This is a street map of the beautiful city of Quebec. If you have not visited, I highly recommend this lovely, historically-rich, little merger of pre-revolutionary France and the New World.

Anyway, look at the map. Nearly every street is named after a Catholic saint, or Our Lord or Lady under various titles. There are Catholic Churches throughout. The history of the city is Catholic. The population is Catholic– or rather, it was.
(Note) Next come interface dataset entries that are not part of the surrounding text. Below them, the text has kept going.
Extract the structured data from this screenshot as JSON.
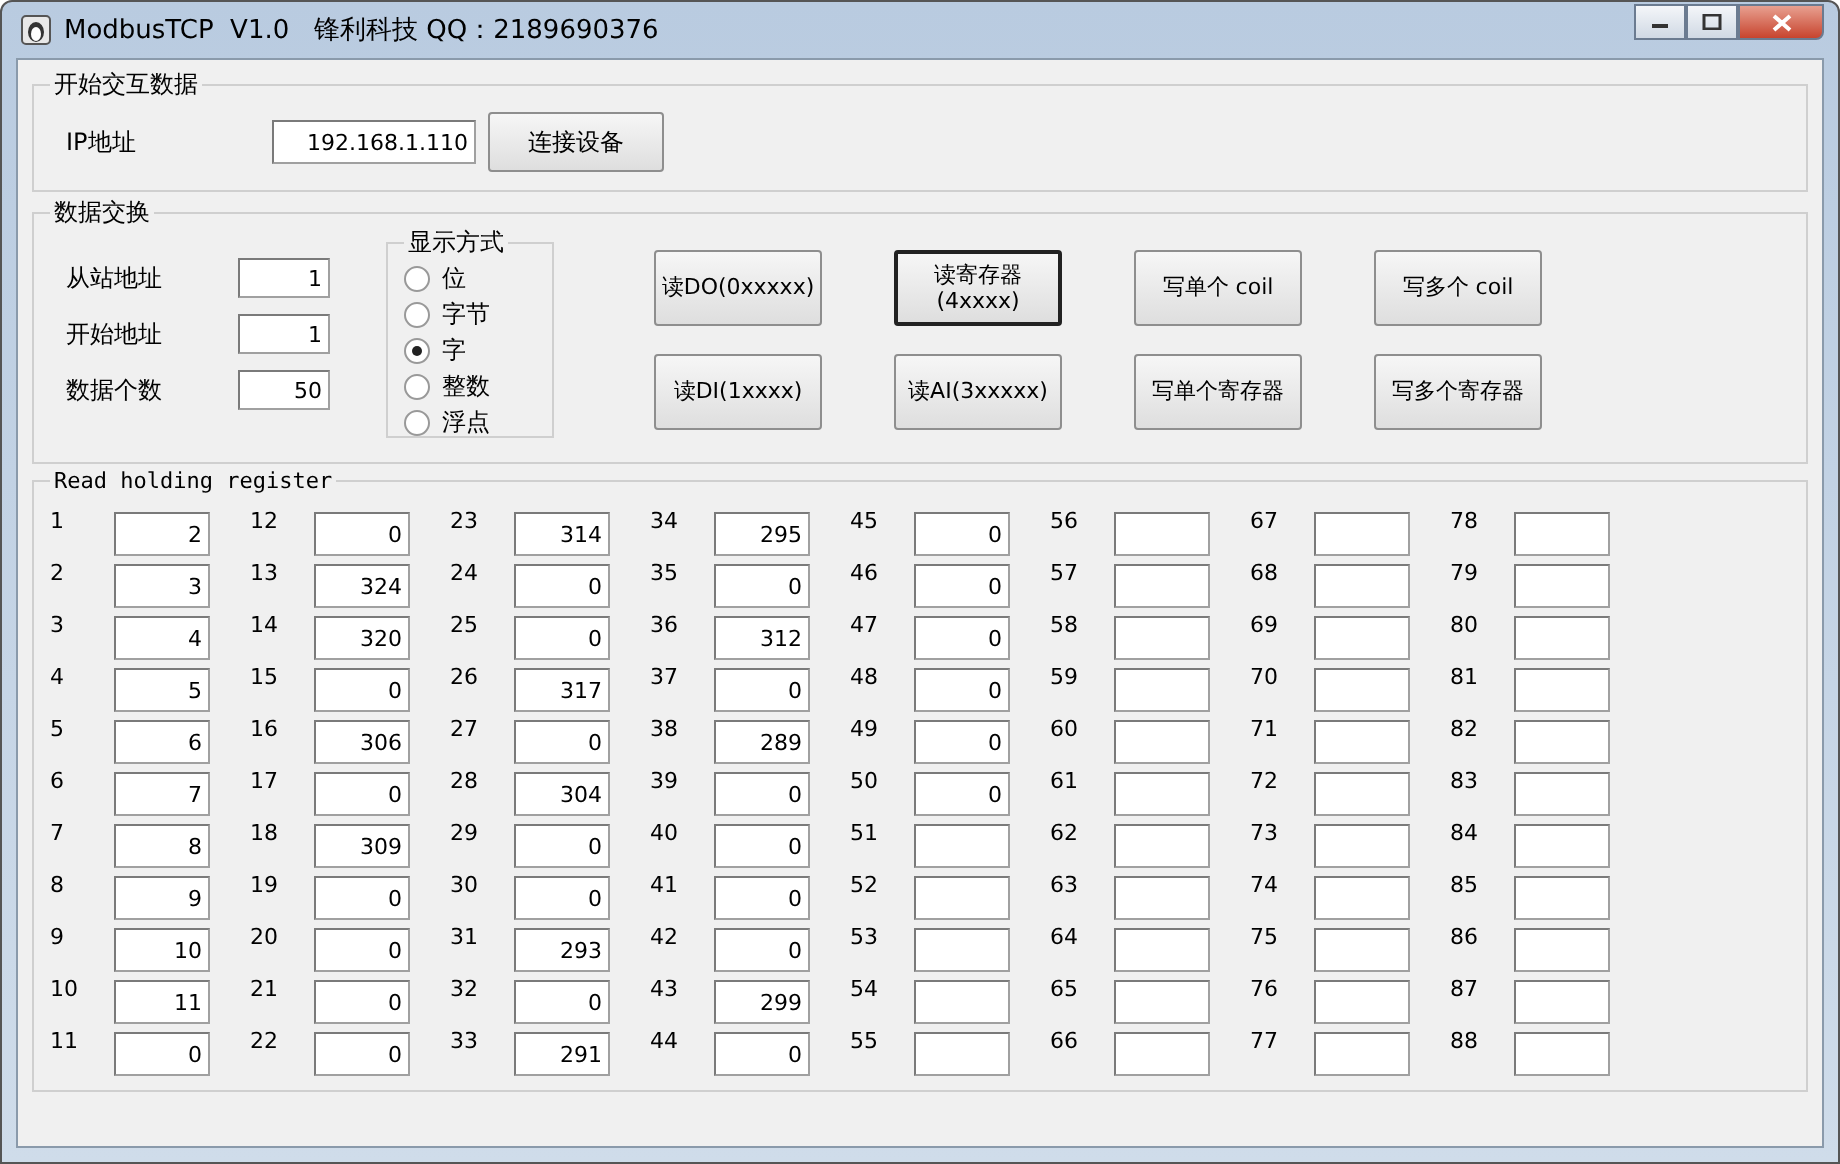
{
  "window": {
    "title": "ModbusTCP  V1.0   锋利科技 QQ：2189690376"
  },
  "connect_group": {
    "title": "开始交互数据",
    "ip_label": "IP地址",
    "ip_value": "192.168.1.110",
    "connect_button": "连接设备"
  },
  "exchange_group": {
    "title": "数据交换",
    "fields": [
      {
        "label": "从站地址",
        "value": "1"
      },
      {
        "label": "开始地址",
        "value": "1"
      },
      {
        "label": "数据个数",
        "value": "50"
      }
    ],
    "display_mode": {
      "title": "显示方式",
      "options": [
        {
          "label": "位",
          "selected": false
        },
        {
          "label": "字节",
          "selected": false
        },
        {
          "label": "字",
          "selected": true
        },
        {
          "label": "整数",
          "selected": false
        },
        {
          "label": "浮点",
          "selected": false
        }
      ]
    },
    "buttons": [
      {
        "label": "读DO(0xxxxx)",
        "focused": false
      },
      {
        "label": "读寄存器\n(4xxxx)",
        "focused": true
      },
      {
        "label": "写单个 coil",
        "focused": false
      },
      {
        "label": "写多个 coil",
        "focused": false
      },
      {
        "label": "读DI(1xxxx)",
        "focused": false
      },
      {
        "label": "读AI(3xxxxx)",
        "focused": false
      },
      {
        "label": "写单个寄存器",
        "focused": false
      },
      {
        "label": "写多个寄存器",
        "focused": false
      }
    ]
  },
  "registers_group": {
    "title": "Read holding register",
    "registers": [
      {
        "label": "1",
        "value": "2"
      },
      {
        "label": "2",
        "value": "3"
      },
      {
        "label": "3",
        "value": "4"
      },
      {
        "label": "4",
        "value": "5"
      },
      {
        "label": "5",
        "value": "6"
      },
      {
        "label": "6",
        "value": "7"
      },
      {
        "label": "7",
        "value": "8"
      },
      {
        "label": "8",
        "value": "9"
      },
      {
        "label": "9",
        "value": "10"
      },
      {
        "label": "10",
        "value": "11"
      },
      {
        "label": "11",
        "value": "0"
      },
      {
        "label": "12",
        "value": "0"
      },
      {
        "label": "13",
        "value": "324"
      },
      {
        "label": "14",
        "value": "320"
      },
      {
        "label": "15",
        "value": "0"
      },
      {
        "label": "16",
        "value": "306"
      },
      {
        "label": "17",
        "value": "0"
      },
      {
        "label": "18",
        "value": "309"
      },
      {
        "label": "19",
        "value": "0"
      },
      {
        "label": "20",
        "value": "0"
      },
      {
        "label": "21",
        "value": "0"
      },
      {
        "label": "22",
        "value": "0"
      },
      {
        "label": "23",
        "value": "314"
      },
      {
        "label": "24",
        "value": "0"
      },
      {
        "label": "25",
        "value": "0"
      },
      {
        "label": "26",
        "value": "317"
      },
      {
        "label": "27",
        "value": "0"
      },
      {
        "label": "28",
        "value": "304"
      },
      {
        "label": "29",
        "value": "0"
      },
      {
        "label": "30",
        "value": "0"
      },
      {
        "label": "31",
        "value": "293"
      },
      {
        "label": "32",
        "value": "0"
      },
      {
        "label": "33",
        "value": "291"
      },
      {
        "label": "34",
        "value": "295"
      },
      {
        "label": "35",
        "value": "0"
      },
      {
        "label": "36",
        "value": "312"
      },
      {
        "label": "37",
        "value": "0"
      },
      {
        "label": "38",
        "value": "289"
      },
      {
        "label": "39",
        "value": "0"
      },
      {
        "label": "40",
        "value": "0"
      },
      {
        "label": "41",
        "value": "0"
      },
      {
        "label": "42",
        "value": "0"
      },
      {
        "label": "43",
        "value": "299"
      },
      {
        "label": "44",
        "value": "0"
      },
      {
        "label": "45",
        "value": "0"
      },
      {
        "label": "46",
        "value": "0"
      },
      {
        "label": "47",
        "value": "0"
      },
      {
        "label": "48",
        "value": "0"
      },
      {
        "label": "49",
        "value": "0"
      },
      {
        "label": "50",
        "value": "0"
      },
      {
        "label": "51"
      },
      {
        "label": "52"
      },
      {
        "label": "53"
      },
      {
        "label": "54"
      },
      {
        "label": "55"
      },
      {
        "label": "56"
      },
      {
        "label": "57"
      },
      {
        "label": "58"
      },
      {
        "label": "59"
      },
      {
        "label": "60"
      },
      {
        "label": "61"
      },
      {
        "label": "62"
      },
      {
        "label": "63"
      },
      {
        "label": "64"
      },
      {
        "label": "65"
      },
      {
        "label": "66"
      },
      {
        "label": "67"
      },
      {
        "label": "68"
      },
      {
        "label": "69"
      },
      {
        "label": "70"
      },
      {
        "label": "71"
      },
      {
        "label": "72"
      },
      {
        "label": "73"
      },
      {
        "label": "74"
      },
      {
        "label": "75"
      },
      {
        "label": "76"
      },
      {
        "label": "77"
      },
      {
        "label": "78"
      },
      {
        "label": "79"
      },
      {
        "label": "80"
      },
      {
        "label": "81"
      },
      {
        "label": "82"
      },
      {
        "label": "83"
      },
      {
        "label": "84"
      },
      {
        "label": "85"
      },
      {
        "label": "86"
      },
      {
        "label": "87"
      },
      {
        "label": "88"
      }
    ]
  }
}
Do you know what a neutron bomb is? It is a nuclear weapon that limits the blast damage but ups the radioactivity so that maximum people are killed while leaving buildings and infrastructure largely intact. And the best metaphor I can give you for Quebec is that it feels like it was hit by a neutron bomb. The Catholics are all gone, but they left their stuff behind. Lots of Catholic stuff, beautiful churches, but precious few Catholics. Quebec threw all that off a long time ago. Like others, the Sixties marked the visible beginning, but the Quebecois embraced the destruction with a fervor that would have impressed their revolutionary ancestors.

And this denuding of Catholic culture is of course happening everywhere, as is the collapse of Western Civilization at large. Europe imports its conquerors. The fifth column of pagans and communists and worse within all Western countries tries to impose national suicide as policy. The hordes are at the gates, within the gates. And in the hierarchy of the Catholic Church we are run by sodomites, non-believers and the weak. The Church has ceded the field of charity, morality and society to atheistic governments. Even that is not the worst. Our own leaders are wrecking the edifice of religion itself.

Back to Quebec. There is a museum in the city called, somewhat portentously, The Museum of Civilization. Among other exhibits, many of which are very fine, there is one chronicling the casting off of Catholicism by the Quebecois. I needn’t mention the tone is celebratory. When my family and I saw this exhibit, there was a set that explained the foolish and superstitious items made use of by these Catholics. One mannequin was wearing a brown scapular, which the exhibit placard helpfully explained was worn by Catholics “until the mid-1950s”, in the belief that it would guarantee entrance into heaven, much as the ancients put coins on the eyes of corpses to pay the ferryman to the afterlife. One of my children said, “But we still wear scapulars.”

Yes, we do. The few that survive the neutron bomb in Greater Quebec.

Our enemies would love to see everything we hold dear remembered– if remembered at all– in a quaint museum exhibit of what was. Pray to stand fast against them and all the neutron bombs headed our way.